The story alone had me reading at a frantic pace, but the kicker is the actual newspaper articles and clippings from the Bangor Daily News, which chronicle the swell of people who surged in to help, and their trickling departure when it seemed all hope was lost.  I couldn’t imagine what Donn’s parents were thinking and feeling the day that the News reported: “Boy’s Body Likely Found.”

Of course, since he tells the story himself, you know the ending is a happy one:

Mr. Fendler now splits his time between Tennessee and Maine.  Through the years he has told his survival tale countless times, including in the 1939 book Lost on a Mountain in Maine by Joseph B. Egan (HarperCollins), which I’ll likely check out now for my son and I to read.

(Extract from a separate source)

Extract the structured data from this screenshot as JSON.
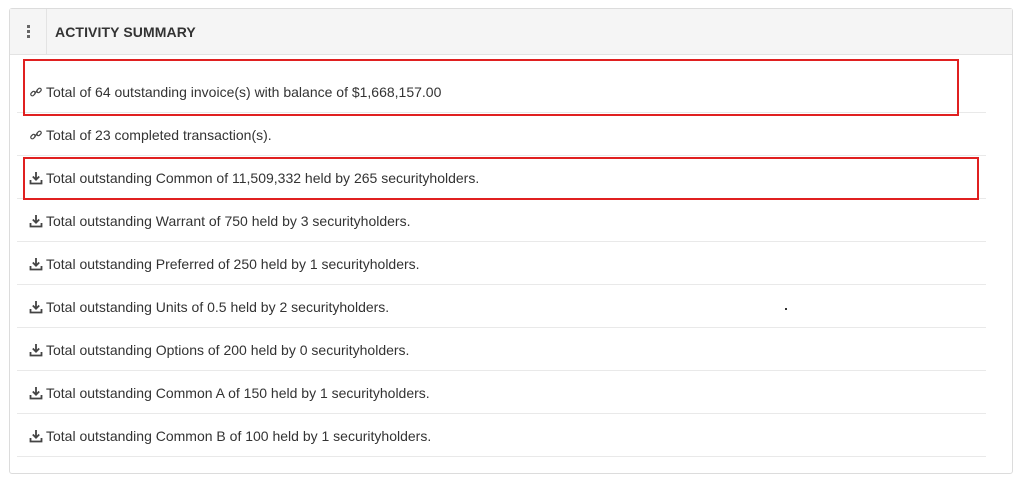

If you’re like me, you struggle with whether graphic novels are “really” books that your kids can “really” put on their reading log for school.  Since he was tiny, my son has always gravitated toward anything resembling a comic.  I remember snuggling my then two-year-old, wanting to read The Very Lonely Firefly, but instead reading something like:  and then with his last mortal breath, Dr. Mentor slashed the antidote from the wretched hands of the evil bomb maker…ROARRRRR screamed Hulk, his sinewy muscles snapping…. 

I’ll tell you what, those ‘graphic novels’ often have some pretty juicy vocabulary. Lost Trail is no exception.   The story is uber-compelling, and this re-telling is a guaranteed slam-dunk in any 8-10 year-old’s arsenal,  reluctant reader or not!